Flashcards in MCGB - Gene Expression Deck (24):
What is the name given to the transformation of DNA to mRNA?
What is the name given to the transformation of mRNA to proteins?
What is a gene?
A stretch of DNA with a chromosomal locus, sometimes also referred to as a unit of inheritance/transcription.
Where is the info for where to initiate/terminate transcription and translation stored?
In the genes.
Is a ribosome required for making RNA?
No, it is required for making a polypeptide.
What are the three stages of making a polypeptide from DNA called?
Initiation, elongation, termination.
Describe the three stages of DNA replication (initiation, elongation, termination).
I - recognition of the origin of replication.
E - DNA polymerase extends the strand in the 5' to 3' direction.
T - replication forks meet
Describe the three stages of transcription.
I - the promoter is recognised by the transcription factor
E - 5' to 3' chain growth
T - This is sequence dependent
What is a "promoter"?
A region of DNA that initiates transcription of a particular gene.
What is a TATA box?
A section of DNA in the promoter region that the transcription factor binds to, which causes transcription to start.
Does transcription travel towards or away from the promoter?
Away, and always the same direction on the same gene.
In what two ways is mRNA protected from degradation by exonucleases and other enzymes?
CAPPING (an altered base at the 5' end) and TAILING (also called polyadenylation, lots of A bases are added to the end)
What does splicing remove from pre-mRNA?
It removes the introns as they do not code for proteins.

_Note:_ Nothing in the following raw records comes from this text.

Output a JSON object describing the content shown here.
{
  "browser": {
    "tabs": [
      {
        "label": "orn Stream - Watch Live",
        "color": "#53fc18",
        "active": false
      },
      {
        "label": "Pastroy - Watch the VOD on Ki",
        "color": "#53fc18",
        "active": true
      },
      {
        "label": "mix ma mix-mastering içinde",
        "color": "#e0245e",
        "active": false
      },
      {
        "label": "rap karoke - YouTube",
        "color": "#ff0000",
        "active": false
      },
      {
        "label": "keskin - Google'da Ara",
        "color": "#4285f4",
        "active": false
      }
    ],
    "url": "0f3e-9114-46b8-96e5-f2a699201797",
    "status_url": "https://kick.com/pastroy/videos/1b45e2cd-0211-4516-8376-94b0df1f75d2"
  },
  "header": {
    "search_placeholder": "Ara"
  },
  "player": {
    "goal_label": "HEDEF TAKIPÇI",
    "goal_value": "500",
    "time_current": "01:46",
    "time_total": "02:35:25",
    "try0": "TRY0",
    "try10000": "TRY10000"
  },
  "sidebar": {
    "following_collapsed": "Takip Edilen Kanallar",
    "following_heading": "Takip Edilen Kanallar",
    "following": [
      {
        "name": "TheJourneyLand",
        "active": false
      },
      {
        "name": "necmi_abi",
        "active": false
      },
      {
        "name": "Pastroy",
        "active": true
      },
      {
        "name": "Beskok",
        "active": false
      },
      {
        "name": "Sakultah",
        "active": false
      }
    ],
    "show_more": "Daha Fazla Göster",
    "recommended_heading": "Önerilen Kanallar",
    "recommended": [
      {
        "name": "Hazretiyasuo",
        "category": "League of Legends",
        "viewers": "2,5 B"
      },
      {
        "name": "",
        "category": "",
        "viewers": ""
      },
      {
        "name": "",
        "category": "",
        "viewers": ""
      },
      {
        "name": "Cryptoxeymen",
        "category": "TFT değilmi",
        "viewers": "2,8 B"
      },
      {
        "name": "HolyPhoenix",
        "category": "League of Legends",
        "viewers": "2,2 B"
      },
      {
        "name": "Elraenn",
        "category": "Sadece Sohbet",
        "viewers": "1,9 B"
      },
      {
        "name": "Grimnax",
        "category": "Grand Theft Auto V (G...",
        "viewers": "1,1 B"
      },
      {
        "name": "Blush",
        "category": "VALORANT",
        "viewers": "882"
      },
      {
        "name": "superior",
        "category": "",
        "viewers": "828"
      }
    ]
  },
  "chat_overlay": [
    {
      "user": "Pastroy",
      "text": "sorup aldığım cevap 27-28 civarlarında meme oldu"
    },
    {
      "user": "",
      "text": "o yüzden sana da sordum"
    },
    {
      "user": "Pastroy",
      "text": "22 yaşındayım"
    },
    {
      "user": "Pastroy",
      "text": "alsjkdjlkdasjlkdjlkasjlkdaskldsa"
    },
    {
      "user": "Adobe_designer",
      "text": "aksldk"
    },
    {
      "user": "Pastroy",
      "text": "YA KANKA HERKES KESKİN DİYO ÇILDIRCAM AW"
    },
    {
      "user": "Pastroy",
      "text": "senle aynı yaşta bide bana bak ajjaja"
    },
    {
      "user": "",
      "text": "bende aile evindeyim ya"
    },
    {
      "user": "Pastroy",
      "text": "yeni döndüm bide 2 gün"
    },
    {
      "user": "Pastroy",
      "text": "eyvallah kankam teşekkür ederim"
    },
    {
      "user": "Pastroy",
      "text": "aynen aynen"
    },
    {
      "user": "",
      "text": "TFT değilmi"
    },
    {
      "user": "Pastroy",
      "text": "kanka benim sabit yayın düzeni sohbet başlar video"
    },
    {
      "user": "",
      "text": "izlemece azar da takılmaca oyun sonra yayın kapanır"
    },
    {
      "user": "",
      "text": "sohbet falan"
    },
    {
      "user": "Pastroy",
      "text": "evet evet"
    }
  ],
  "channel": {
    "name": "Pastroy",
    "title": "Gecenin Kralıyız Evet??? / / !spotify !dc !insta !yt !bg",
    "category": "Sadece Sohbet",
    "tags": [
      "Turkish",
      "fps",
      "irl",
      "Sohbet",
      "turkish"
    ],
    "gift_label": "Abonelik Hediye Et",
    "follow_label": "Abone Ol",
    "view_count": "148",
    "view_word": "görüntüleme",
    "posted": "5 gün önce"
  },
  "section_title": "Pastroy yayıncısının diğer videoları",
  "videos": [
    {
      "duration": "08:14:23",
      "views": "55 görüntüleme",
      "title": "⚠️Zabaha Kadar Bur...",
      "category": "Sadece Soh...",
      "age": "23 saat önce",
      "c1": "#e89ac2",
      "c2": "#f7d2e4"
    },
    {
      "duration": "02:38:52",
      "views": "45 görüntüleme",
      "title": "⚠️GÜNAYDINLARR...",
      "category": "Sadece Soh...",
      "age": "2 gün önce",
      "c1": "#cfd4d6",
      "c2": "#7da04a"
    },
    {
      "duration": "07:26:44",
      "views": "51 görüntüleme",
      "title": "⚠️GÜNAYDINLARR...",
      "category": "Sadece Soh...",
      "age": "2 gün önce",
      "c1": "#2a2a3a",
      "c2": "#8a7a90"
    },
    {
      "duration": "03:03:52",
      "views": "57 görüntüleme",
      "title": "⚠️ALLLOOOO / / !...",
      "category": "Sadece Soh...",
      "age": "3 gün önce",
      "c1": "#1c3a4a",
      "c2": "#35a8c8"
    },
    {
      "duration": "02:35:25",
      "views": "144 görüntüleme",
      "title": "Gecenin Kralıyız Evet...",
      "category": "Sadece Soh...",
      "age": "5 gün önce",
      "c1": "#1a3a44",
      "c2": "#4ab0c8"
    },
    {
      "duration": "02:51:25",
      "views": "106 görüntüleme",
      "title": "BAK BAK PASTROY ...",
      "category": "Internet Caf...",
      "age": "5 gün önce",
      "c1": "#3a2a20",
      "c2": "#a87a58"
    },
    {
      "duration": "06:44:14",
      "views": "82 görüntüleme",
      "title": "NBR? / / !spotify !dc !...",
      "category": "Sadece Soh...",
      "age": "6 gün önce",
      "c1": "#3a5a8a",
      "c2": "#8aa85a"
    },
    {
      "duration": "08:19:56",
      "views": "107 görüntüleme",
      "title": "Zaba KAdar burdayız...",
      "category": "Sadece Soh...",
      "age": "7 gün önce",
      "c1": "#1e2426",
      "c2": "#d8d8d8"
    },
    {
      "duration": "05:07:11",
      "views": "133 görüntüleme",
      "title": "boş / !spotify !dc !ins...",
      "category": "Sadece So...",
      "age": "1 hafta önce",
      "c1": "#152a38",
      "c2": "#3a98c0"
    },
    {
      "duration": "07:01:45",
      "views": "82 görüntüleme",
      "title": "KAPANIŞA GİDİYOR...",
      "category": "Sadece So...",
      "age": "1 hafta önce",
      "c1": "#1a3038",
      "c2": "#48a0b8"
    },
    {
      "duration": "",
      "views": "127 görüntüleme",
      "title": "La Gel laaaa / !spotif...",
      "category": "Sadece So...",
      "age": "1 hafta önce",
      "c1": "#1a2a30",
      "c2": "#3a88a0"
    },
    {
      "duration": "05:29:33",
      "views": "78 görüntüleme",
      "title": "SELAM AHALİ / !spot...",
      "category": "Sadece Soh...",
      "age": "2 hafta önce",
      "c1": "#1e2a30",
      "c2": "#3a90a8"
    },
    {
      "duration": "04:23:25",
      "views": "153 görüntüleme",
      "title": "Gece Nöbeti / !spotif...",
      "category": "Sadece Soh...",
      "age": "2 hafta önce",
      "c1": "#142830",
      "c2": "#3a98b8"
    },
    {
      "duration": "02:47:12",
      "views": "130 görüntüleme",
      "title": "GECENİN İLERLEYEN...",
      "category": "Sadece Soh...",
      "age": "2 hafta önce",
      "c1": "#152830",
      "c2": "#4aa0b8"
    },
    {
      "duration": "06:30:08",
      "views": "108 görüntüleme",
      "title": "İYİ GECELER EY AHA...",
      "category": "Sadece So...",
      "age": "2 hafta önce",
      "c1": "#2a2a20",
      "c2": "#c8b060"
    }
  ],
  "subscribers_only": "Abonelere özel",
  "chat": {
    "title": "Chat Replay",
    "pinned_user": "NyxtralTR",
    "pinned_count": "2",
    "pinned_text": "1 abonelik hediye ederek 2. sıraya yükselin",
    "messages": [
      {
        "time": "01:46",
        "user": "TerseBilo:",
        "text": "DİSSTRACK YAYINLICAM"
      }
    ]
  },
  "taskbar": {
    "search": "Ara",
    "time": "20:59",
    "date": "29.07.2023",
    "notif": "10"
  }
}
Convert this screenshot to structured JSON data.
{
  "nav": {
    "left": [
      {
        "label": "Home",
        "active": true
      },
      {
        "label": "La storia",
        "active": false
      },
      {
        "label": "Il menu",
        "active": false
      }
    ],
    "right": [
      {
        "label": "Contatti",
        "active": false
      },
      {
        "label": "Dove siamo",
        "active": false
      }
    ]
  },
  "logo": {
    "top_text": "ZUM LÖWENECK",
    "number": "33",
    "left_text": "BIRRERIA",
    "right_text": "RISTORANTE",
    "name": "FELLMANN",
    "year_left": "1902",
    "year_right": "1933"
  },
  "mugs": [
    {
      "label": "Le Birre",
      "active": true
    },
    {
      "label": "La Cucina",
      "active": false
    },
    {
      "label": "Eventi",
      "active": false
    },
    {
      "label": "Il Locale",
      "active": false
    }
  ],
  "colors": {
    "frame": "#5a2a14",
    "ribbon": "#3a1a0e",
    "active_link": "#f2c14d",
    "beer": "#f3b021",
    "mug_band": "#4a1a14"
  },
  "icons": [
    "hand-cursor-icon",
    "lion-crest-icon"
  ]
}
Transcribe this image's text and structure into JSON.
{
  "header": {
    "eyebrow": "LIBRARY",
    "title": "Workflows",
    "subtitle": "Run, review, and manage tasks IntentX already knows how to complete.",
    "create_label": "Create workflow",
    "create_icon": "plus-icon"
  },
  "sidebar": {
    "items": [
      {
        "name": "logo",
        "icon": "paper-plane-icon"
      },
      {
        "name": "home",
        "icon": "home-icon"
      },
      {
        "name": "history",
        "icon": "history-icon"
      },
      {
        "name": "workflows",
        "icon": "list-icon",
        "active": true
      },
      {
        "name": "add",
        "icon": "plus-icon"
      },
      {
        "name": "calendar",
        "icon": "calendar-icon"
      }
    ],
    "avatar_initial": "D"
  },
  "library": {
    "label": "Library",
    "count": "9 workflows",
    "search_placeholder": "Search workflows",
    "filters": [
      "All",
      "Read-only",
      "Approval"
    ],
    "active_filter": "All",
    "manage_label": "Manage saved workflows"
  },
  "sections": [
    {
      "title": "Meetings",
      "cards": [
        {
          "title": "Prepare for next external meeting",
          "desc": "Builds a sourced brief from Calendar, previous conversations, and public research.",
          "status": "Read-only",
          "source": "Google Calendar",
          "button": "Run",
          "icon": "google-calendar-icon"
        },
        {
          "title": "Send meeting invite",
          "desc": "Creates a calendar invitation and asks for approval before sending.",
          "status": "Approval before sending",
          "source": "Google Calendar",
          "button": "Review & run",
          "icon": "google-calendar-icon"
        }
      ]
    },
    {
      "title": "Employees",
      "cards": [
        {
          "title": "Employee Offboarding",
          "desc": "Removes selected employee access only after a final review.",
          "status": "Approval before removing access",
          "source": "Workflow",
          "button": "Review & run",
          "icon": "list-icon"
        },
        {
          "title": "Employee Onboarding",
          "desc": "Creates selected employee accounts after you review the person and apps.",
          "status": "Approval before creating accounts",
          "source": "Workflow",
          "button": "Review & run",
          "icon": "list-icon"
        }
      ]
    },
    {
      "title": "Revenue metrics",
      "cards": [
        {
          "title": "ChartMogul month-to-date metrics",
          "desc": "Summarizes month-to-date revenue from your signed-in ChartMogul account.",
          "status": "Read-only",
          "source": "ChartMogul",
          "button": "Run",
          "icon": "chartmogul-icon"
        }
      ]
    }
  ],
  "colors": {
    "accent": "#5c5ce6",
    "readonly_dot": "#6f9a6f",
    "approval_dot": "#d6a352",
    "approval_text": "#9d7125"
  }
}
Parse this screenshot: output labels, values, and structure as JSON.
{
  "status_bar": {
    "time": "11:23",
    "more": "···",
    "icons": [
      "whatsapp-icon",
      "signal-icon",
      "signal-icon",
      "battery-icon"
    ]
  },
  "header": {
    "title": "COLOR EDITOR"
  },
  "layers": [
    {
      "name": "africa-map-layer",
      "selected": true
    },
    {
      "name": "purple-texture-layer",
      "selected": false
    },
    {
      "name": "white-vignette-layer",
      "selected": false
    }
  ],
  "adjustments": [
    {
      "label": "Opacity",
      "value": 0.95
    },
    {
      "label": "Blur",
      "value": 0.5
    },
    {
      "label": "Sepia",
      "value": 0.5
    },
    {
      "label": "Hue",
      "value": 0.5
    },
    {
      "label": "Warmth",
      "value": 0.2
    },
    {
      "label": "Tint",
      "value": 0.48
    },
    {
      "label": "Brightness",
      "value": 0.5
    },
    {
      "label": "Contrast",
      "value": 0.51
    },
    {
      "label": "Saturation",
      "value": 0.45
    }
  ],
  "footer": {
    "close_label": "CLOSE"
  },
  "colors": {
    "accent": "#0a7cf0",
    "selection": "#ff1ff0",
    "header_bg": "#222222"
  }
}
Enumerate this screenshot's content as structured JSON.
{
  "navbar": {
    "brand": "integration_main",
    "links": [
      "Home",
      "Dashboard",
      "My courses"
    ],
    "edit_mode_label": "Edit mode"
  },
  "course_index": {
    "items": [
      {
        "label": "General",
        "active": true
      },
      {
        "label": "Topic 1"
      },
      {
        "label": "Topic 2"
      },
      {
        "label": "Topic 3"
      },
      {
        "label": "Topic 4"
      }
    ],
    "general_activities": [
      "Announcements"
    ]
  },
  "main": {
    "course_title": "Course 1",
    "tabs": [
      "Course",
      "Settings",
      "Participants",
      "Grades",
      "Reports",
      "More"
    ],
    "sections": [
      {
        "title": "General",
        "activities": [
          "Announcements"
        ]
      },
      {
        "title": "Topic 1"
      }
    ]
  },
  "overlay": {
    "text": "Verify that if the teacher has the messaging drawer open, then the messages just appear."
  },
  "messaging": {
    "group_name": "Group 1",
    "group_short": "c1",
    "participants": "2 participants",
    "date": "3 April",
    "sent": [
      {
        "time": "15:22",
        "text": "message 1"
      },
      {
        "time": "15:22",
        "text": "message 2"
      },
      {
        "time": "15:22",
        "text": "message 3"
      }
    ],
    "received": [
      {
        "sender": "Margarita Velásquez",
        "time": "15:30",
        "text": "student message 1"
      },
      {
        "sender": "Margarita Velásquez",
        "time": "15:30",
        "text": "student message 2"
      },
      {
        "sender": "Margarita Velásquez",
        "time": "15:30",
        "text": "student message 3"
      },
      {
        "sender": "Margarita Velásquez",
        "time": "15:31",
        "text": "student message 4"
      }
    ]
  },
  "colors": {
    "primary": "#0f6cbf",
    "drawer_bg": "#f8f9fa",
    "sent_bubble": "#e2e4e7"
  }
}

DNA is very stable. Why is RNA required to be less stable?
It must be able to be degraded when it is finished with.
What is a polyribosome (or polysome)?
A complex of an mRNA molecule and two or more ribosomes that is formed during active translation.
Which organelle is formed from rRNA and protein?
What are the five kinds of RNA?
Ribosomal RNA (rRNA), messenger RNA (mRNA), transfer RNA (tRNA), microRNA (miRNA), noncoding RNA
Which type of RNA makes up roughly 80% of all RNA?
Which type of RNA has 100,000s of versions but only a few copies of each?
What is meant by the statement that the genetic code is "comma-less"?
It has no gaps (and is non-overlapping)
Why are there short sections of identical code at the start and end of almost every protein (what do they do)?
They are start and stop codes
What is a "stem loop"?
This occurs when a section of RNA folds around and hydrogen bonds are formed between anti-parallel, complementary sequences.
What is inosine?
A nucleoside that is formed when hypoxanthine is attached to a ribose ring.